START Data for processing

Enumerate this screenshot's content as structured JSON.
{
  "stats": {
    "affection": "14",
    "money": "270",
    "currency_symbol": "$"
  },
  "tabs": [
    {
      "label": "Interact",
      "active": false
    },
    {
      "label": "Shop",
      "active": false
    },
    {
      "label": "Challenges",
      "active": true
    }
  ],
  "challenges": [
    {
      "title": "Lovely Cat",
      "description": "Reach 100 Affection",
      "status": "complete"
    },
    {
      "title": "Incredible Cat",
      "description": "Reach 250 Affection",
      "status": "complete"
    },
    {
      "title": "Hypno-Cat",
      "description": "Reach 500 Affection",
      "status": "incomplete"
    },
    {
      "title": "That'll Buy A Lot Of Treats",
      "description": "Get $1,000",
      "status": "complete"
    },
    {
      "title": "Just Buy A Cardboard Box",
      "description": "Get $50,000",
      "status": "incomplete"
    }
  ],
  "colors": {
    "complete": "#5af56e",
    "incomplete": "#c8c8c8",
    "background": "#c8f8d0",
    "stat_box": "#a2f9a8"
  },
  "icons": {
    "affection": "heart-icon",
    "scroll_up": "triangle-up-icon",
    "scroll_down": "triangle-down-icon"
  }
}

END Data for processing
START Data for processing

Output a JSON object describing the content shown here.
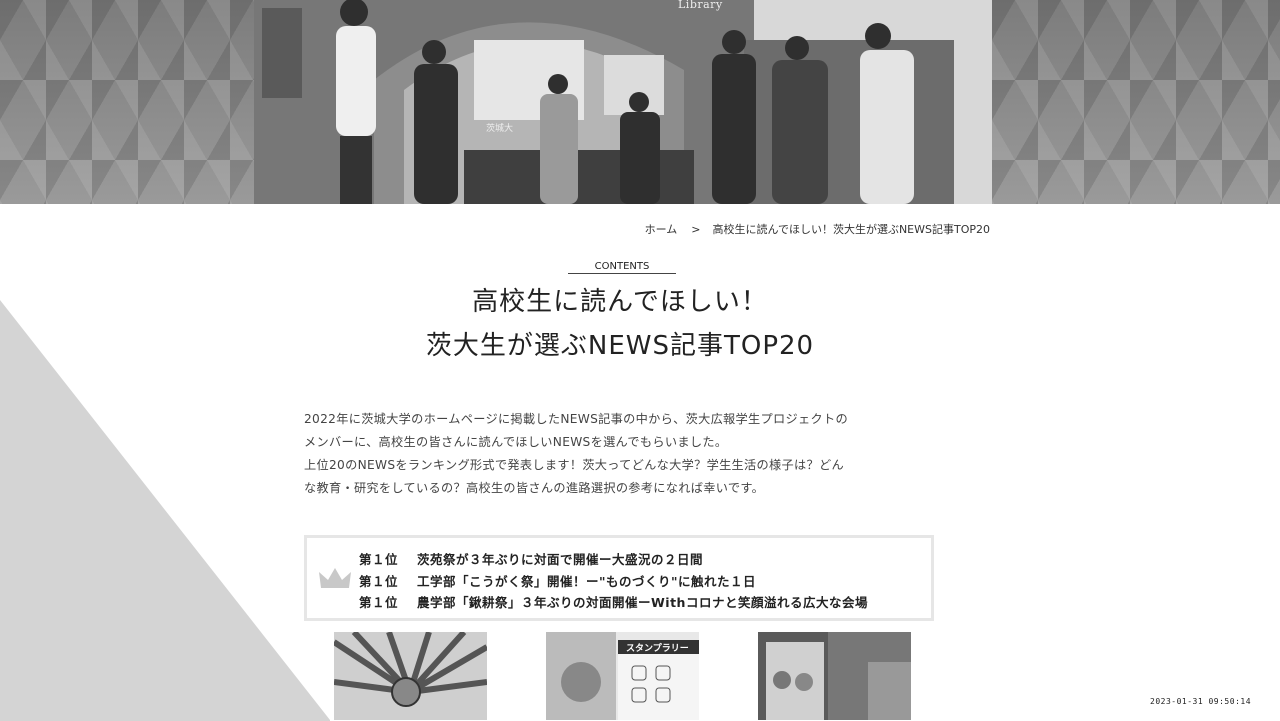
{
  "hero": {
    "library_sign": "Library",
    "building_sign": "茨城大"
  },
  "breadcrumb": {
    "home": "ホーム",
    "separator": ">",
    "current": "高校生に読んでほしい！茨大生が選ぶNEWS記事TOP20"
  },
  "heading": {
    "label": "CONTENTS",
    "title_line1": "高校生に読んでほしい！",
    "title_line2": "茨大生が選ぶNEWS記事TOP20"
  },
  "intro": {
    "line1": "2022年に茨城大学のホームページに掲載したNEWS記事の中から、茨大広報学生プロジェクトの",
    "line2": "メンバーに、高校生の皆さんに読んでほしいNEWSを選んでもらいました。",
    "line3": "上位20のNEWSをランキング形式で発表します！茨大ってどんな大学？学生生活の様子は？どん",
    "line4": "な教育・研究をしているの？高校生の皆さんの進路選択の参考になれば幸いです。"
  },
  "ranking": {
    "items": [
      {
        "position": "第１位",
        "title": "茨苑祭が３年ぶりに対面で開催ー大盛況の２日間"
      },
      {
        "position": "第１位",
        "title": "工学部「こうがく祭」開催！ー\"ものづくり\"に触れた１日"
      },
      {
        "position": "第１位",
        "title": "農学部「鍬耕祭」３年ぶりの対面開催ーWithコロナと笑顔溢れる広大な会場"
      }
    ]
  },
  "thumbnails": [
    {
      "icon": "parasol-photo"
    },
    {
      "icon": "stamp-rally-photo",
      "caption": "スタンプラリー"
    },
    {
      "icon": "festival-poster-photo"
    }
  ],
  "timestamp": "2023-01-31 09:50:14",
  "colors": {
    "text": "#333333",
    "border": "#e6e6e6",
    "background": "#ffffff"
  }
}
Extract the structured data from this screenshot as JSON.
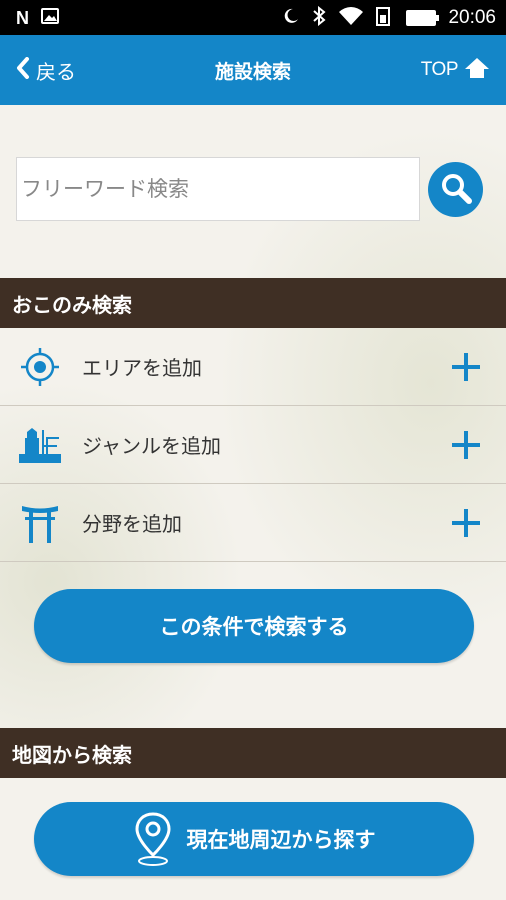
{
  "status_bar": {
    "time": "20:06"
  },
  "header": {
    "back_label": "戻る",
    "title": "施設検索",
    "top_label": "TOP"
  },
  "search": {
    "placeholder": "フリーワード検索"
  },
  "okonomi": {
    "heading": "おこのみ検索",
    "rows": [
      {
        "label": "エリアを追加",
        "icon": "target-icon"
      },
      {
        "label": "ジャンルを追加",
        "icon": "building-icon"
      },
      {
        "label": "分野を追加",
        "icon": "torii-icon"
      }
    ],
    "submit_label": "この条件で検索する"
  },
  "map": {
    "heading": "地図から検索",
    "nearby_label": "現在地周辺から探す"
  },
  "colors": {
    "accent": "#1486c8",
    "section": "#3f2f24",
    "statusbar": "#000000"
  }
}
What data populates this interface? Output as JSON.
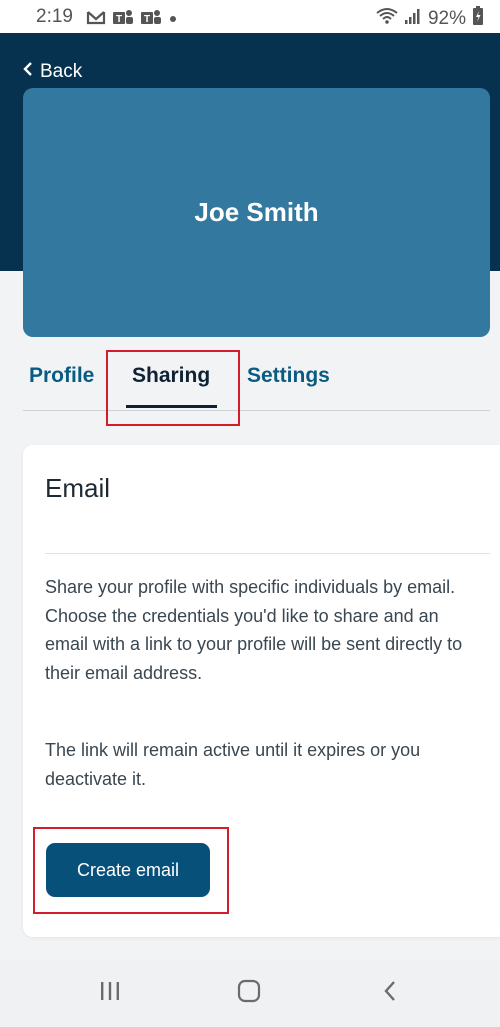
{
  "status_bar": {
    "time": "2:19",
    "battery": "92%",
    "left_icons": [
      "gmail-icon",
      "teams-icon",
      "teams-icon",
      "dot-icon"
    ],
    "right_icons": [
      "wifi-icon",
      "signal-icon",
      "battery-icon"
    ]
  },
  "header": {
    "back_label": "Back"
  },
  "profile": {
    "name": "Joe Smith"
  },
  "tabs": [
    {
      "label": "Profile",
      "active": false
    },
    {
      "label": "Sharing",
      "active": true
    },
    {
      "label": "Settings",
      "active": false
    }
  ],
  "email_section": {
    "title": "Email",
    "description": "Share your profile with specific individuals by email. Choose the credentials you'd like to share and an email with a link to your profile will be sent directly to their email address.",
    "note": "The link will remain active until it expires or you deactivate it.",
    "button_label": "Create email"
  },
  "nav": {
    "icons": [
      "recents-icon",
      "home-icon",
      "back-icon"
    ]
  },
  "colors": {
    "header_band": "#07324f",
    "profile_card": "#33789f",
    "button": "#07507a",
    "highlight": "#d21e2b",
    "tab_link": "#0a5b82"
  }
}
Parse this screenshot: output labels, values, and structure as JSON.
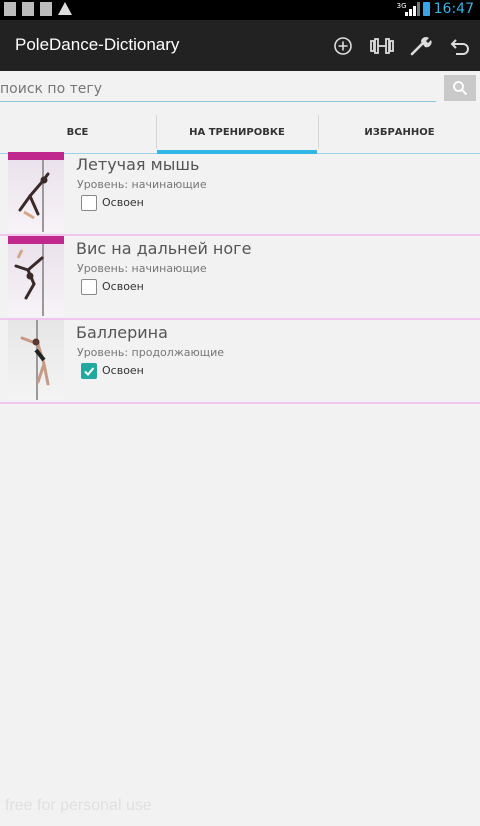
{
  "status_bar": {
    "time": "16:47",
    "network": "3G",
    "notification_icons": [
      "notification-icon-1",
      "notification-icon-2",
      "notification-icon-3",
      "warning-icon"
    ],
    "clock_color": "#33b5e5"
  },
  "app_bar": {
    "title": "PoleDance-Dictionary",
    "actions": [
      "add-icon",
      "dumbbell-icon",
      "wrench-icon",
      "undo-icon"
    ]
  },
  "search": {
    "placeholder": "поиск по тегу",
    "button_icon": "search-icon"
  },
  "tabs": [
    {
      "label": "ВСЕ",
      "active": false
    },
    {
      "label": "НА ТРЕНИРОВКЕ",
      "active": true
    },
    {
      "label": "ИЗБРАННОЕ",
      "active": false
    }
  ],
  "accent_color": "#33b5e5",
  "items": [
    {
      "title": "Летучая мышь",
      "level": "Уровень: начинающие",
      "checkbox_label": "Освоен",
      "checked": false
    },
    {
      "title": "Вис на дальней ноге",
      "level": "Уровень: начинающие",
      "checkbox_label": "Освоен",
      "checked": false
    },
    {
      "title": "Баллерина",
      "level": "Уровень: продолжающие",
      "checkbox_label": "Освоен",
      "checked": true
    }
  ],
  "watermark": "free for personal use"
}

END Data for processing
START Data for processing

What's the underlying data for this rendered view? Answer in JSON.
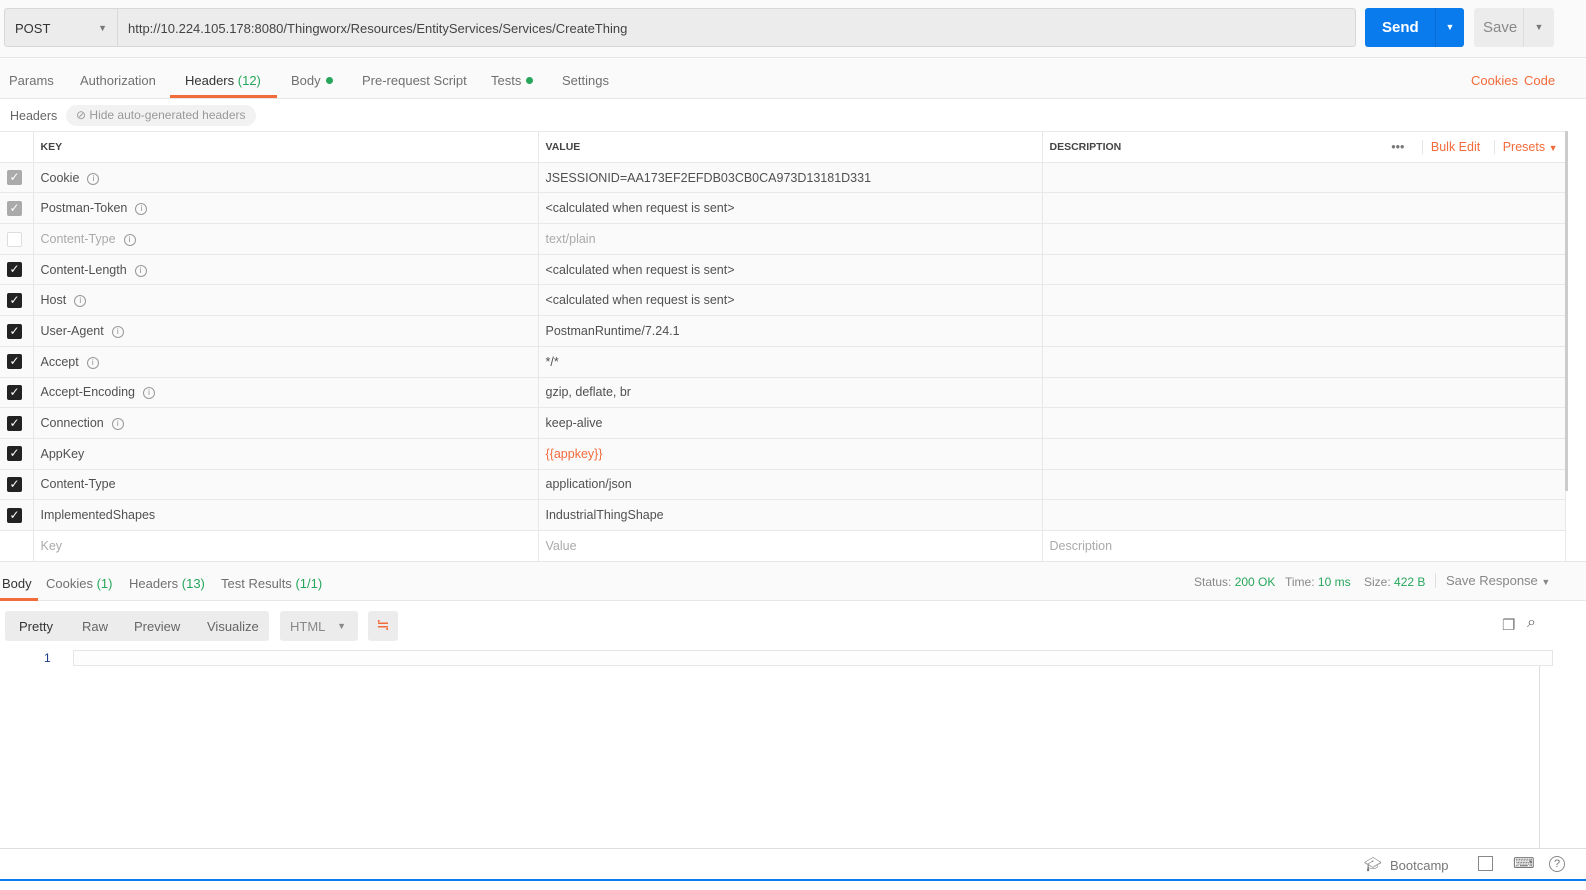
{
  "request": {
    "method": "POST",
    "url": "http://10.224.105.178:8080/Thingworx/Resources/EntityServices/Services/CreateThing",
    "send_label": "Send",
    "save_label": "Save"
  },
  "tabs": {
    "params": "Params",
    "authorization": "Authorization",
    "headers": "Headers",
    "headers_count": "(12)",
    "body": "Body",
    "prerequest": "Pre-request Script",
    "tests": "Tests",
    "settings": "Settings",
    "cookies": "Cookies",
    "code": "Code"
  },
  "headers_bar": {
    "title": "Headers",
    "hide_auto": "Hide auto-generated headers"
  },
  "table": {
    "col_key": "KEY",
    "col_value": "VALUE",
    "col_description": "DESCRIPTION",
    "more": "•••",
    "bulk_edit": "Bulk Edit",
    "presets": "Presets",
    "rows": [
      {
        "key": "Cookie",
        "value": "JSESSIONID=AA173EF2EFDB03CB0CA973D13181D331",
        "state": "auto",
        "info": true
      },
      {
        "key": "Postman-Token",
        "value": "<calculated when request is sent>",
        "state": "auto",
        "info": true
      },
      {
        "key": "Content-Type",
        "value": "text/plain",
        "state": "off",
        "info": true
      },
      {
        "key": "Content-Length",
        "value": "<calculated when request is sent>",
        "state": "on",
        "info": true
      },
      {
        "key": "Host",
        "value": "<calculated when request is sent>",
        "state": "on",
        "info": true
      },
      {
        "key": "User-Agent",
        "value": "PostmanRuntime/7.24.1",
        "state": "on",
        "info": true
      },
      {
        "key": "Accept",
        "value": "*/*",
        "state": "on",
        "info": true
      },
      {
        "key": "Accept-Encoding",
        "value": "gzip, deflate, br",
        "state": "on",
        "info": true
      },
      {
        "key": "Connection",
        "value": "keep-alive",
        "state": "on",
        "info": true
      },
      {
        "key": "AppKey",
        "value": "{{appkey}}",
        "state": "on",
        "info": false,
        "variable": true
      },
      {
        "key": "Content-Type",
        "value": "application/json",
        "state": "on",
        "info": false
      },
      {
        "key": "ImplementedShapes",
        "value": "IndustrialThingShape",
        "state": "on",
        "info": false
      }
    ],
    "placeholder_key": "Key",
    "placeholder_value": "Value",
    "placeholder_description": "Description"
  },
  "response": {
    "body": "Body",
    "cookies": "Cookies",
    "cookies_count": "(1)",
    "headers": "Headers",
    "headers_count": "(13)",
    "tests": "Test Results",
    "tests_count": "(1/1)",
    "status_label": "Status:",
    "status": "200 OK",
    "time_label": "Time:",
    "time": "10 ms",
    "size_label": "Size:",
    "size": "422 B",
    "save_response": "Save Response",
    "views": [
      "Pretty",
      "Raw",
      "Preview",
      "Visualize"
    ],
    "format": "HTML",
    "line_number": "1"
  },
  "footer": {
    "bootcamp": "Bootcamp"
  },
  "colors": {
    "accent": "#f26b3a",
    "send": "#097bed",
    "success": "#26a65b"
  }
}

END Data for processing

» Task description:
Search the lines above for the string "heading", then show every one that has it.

» Answer:
  "heading": {
    "heading": "おこのみ検索",
    "heading": "地図から検索",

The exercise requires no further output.